Top-line: The main lead vocal or melody.

Track: A single stem or part of a song.

Tracking: Recording of individual tracks used in a song.

Transient: A high amplitude sound that happens quickly. Drum sounds are often transients.

Tremolo: a steady, rapid increase and decrease in volume.

Trim: Another word for “gain”.

Tune: Changing the pitch of a sound to match the key.

Tweeter: Part of a loudspeaker or monitor that produces higher frequencies.


Unison: Two or more sounds played with similar pitches at the same time.

USB: Connector that connects most MIDI controllers and audio interfaces to a computer.


Velocity: The speed used to trigger a button or key on a MIDI controller. 

Vibrato: Regular, pulsating change of a sound’s pitch.

Volume: Measured in decibels and usually refers to the loudness of a sound.

VST: Virtual Studio Technology is a plugin that integrates synths and effects into a DAW. 

VU Meter: Volume Unit Meter that displays a visual representation of the audio level.


Waveform: A visual representation of a sound vibration.

WAV: File format used to store digital audio data.

Wet: Sounds that have modifications, been processed and/or distorted.

White Noise: A fizzy or static like sound that contains many frequencies. 


XLR: A three-pin audio connector designed for passing large electrical, audio signals.


303: Three O Three – Refers to the Roland TB-303 Bass Line synthesiser. Popular for creating electronic dance music.

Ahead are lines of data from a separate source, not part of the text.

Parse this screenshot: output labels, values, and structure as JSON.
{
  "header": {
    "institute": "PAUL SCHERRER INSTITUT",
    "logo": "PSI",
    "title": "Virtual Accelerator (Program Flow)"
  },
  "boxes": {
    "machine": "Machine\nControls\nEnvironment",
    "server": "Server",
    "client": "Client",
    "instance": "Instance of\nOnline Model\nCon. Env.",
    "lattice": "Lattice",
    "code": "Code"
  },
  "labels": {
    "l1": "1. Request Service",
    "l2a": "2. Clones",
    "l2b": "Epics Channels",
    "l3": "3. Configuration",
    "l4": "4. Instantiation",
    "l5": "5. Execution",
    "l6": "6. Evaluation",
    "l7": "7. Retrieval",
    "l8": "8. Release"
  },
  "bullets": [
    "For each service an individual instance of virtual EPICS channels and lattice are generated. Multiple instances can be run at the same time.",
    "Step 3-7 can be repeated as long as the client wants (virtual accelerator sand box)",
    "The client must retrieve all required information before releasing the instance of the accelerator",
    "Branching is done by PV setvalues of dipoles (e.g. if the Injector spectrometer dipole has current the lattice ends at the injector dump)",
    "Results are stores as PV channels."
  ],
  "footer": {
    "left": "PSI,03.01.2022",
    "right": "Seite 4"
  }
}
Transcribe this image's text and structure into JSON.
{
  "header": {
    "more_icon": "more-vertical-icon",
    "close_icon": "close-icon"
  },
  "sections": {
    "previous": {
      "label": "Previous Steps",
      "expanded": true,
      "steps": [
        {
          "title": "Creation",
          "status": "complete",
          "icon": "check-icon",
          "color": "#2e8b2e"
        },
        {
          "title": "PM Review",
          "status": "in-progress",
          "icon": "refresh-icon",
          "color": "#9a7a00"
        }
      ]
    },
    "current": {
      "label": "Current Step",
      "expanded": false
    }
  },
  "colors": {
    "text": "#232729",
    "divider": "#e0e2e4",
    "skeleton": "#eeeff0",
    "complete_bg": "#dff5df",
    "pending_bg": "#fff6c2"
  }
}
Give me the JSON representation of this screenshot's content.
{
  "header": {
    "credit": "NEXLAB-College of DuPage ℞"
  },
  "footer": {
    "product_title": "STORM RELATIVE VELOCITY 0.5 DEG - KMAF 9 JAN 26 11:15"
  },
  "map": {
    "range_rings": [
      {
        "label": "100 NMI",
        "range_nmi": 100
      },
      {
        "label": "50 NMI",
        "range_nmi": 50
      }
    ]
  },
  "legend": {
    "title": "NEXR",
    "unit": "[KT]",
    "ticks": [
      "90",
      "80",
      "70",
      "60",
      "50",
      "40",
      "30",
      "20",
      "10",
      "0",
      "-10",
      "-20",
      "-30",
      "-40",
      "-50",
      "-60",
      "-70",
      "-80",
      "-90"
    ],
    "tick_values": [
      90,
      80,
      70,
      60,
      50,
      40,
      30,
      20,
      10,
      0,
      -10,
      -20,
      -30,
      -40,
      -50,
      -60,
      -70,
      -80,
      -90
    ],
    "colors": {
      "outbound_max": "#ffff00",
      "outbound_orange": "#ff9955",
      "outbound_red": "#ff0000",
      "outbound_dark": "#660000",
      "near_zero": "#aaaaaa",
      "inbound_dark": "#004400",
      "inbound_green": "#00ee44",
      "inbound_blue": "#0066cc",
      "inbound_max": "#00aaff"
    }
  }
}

4/4: Four Four – Commonly used time signature of EDM. 4 quarter beats in each measure.

808: Eight O Eight – Referring to the Roland TR-808 Rhythm Composer.

909: Nine O Nine – Referring to the Roland TR-909 Rhythm Composer.